Ok, I was on the fence about the Fallen Son series. I thought the first issue was pretty good. The second one was a waste, since I wasted four bucks watching the New Avengers shed some tears playing poker. The third one was pretty worthwhile, since we hadn't seen much of Hawkeye since his return, but I was still teetering on whether this was a series worth keeping up with.
But the Spider-Man issue was reprehensible. So Spider-Man deals with his depression through an UNPROVOKED attack on Rhino? Nice to know that a D-list villain can't even get a night off to visit his mother's grave without the big bad Spider-Man knocking his teeth out and smashing his deceased mother's gravestone. What is the message supposed to be here? How can anyone sympathize with Spider-Man when he blatantly started the conflict? And how is anyone supposed to believe that Wolverine turns out to be the voice of reason? Finch's art is the only redeeming thing about this issue, but it was otherwise a waste of paper.
I almost shudder to see the final issue, because I have a feeling it's one of those things that'll end up taking away from any goodwill Tony Stark was building up in WWH #1.
The Wisdom of Homsar: DaAaAa, these Easter pants are gettin' way too tight!
I liked X-Men #200 better than the comic has been but it just did not live up to the expectations people were hyping it to be. The "traitor" was probably the dumbest "surprise" since Vince was the higher power. I will say I'll be happy if Rogue and/or Cable are at least out of action for a while because I hate both characters, but I'm sure they'll both be back and soon. I did like the story with Beast and it was nice to see Cable get his ass kicked once.
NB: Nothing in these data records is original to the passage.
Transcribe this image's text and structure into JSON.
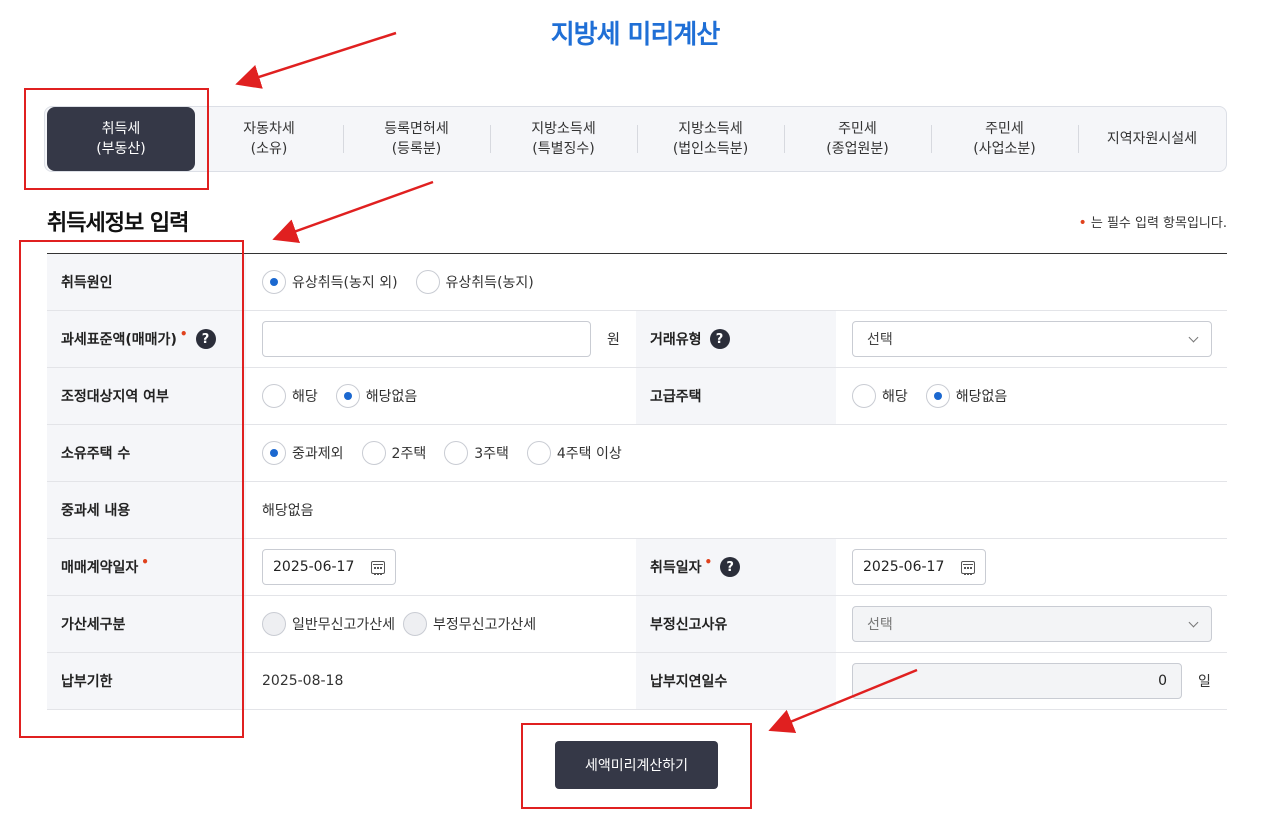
{
  "title": "지방세 미리계산",
  "tabs": [
    {
      "line1": "취득세",
      "line2": "(부동산)",
      "active": true
    },
    {
      "line1": "자동차세",
      "line2": "(소유)"
    },
    {
      "line1": "등록면허세",
      "line2": "(등록분)"
    },
    {
      "line1": "지방소득세",
      "line2": "(특별징수)"
    },
    {
      "line1": "지방소득세",
      "line2": "(법인소득분)"
    },
    {
      "line1": "주민세",
      "line2": "(종업원분)"
    },
    {
      "line1": "주민세",
      "line2": "(사업소분)"
    },
    {
      "line1": "지역자원시설세",
      "line2": ""
    }
  ],
  "section": {
    "title": "취득세정보 입력",
    "required_note": "는 필수 입력 항목입니다.",
    "required_mark": "•"
  },
  "form": {
    "cause": {
      "label": "취득원인",
      "options": [
        "유상취득(농지 외)",
        "유상취득(농지)"
      ],
      "selected": 0
    },
    "tax_base": {
      "label": "과세표준액(매매가)",
      "help": "?",
      "value": "",
      "unit": "원"
    },
    "deal_type": {
      "label": "거래유형",
      "help": "?",
      "value": "선택"
    },
    "adjust_area": {
      "label": "조정대상지역 여부",
      "options": [
        "해당",
        "해당없음"
      ],
      "selected": 1
    },
    "luxury": {
      "label": "고급주택",
      "options": [
        "해당",
        "해당없음"
      ],
      "selected": 1
    },
    "houses": {
      "label": "소유주택 수",
      "options": [
        "중과제외",
        "2주택",
        "3주택",
        "4주택 이상"
      ],
      "selected": 0
    },
    "heavy": {
      "label": "중과세 내용",
      "value": "해당없음"
    },
    "contract_date": {
      "label": "매매계약일자",
      "value": "2025-06-17"
    },
    "acq_date": {
      "label": "취득일자",
      "help": "?",
      "value": "2025-06-17"
    },
    "penalty": {
      "label": "가산세구분",
      "options": [
        "일반무신고가산세",
        "부정무신고가산세"
      ]
    },
    "fraud_reason": {
      "label": "부정신고사유",
      "value": "선택"
    },
    "due": {
      "label": "납부기한",
      "value": "2025-08-18"
    },
    "late_days": {
      "label": "납부지연일수",
      "value": "0",
      "unit": "일"
    }
  },
  "submit_label": "세액미리계산하기",
  "colors": {
    "accent": "#1f6fd6",
    "dark": "#353847",
    "annotation": "#e02020",
    "required": "#e0421d"
  }
}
Anybody knows what happens to Cable and Deadpool now? Surely Cable is at least going to disappear for a while? Is this comic going to still go on without Cable? I sure hope so because I love Deadpool but hate Cable.
Actually, I was wondering about Cable and Deadpool myself, so I went ahead and checked the solicits in Marvel's publishing catalogue. Cable's out of action for at least the next two issues, which is as far ahead as the catalogue goes. Instead, though, Deadpool will be teaming with Wolverine for the next arc. I personally am not a big fan of pointless Wolverine appearances, but at least he has a reasonable connection to Deadpool, and I've always liked their interaction.
Here's an article written by the head of libraries at Harvard U talking about the possible ramifications of the Google Book Search Settlement. http://www.nybooks.com/articles/22281 The first half of the article is a little verbose and unuseful (imo)